  • 3 white fish fillets
  • 12 scallops (optional)
  • 1 tbsp oil
  • 3 garlic cloves, minced
  • 1 red onion in thick slices
  • 2 tomatoes in thick slices
  • 1 tbsp ají panca paste (or other red chilli paste, preferably smoked)
  • 1 tbsp ají amarillo paste (or other yellow chilli paste)
  • 3/4 cup chicha de jora (or plain kombucha or a combination of apple cider vinegar and white wine)
  • 1/4 cup fish stock
  • 30ml (2 tbsp) pisco (optional)
  • salt and pepper, to taste
  • 500g frozen cassava, to serve
  • rice or cauliflower rice, to serve (optional)
  • fresh chilli, to serve
  • coriander leaves, to serve

Directions

  1. Boil cassava until tender (25-30 minutes).
  2. While the cassava is cooking, heat oil in a large saucepan at medium heat. Add garlic, onion, tomatoes, ají panca and ají amarillo. Cook for 5 minutes.
  3. Add chicha de jora, stock and pisco (if using) to the saucepan. Place fish on top of vegetables and scallops on top of fish. Season with salt and pepper. Turn down heat to low, cover and cook for 10 minutes.
  4. Drain cassava.

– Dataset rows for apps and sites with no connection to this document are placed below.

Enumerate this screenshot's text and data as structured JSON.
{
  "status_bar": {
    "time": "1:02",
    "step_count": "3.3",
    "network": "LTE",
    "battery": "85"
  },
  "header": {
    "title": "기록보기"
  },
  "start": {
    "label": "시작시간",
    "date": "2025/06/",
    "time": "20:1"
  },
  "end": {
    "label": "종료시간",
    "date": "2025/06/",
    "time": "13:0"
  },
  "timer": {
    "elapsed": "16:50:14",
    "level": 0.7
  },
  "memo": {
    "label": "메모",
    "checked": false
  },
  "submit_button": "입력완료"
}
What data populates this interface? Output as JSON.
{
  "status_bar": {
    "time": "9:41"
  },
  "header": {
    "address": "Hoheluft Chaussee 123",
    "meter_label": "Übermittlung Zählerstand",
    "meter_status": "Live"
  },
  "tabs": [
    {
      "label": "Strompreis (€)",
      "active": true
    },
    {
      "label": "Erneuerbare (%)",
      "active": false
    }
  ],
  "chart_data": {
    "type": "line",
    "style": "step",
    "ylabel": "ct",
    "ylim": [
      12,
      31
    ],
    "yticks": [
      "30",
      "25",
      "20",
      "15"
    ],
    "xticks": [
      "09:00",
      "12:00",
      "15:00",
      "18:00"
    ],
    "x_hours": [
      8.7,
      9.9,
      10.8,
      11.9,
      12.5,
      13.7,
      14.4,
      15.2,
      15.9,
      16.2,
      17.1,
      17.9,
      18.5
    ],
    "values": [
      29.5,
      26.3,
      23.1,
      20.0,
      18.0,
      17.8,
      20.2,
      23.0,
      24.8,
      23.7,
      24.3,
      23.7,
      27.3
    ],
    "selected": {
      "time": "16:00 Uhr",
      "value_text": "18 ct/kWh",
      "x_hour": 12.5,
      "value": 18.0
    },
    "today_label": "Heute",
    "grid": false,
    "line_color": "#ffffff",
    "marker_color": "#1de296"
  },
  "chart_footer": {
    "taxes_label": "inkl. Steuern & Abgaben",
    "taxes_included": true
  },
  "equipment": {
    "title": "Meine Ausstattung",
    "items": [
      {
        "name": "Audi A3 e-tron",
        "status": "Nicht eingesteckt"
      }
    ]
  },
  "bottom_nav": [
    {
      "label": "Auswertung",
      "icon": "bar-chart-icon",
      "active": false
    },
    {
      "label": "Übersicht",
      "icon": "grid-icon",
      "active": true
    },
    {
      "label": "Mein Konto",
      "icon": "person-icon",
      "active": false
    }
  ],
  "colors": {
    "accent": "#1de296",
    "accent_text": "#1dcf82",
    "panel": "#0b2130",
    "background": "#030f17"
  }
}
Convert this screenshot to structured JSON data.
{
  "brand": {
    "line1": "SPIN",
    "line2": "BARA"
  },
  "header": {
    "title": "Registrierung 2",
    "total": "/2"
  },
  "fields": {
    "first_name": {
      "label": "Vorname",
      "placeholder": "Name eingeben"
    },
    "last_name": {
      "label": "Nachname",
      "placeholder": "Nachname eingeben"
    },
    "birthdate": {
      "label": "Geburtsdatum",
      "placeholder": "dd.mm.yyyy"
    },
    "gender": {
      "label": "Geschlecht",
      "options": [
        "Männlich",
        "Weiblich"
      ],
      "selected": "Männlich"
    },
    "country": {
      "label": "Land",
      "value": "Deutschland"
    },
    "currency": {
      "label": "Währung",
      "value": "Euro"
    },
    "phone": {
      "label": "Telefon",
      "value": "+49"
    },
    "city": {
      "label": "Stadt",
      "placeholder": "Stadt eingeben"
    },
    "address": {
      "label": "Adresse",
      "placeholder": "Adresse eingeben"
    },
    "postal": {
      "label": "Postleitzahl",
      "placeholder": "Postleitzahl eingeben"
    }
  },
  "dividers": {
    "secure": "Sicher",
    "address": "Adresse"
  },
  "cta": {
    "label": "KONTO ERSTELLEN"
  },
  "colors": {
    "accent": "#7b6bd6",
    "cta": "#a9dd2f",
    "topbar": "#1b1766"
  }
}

  5. Serve sudado with boiled cassava and rice/cauliflower rice (if desired). Garnish with fresh chilli and coriander.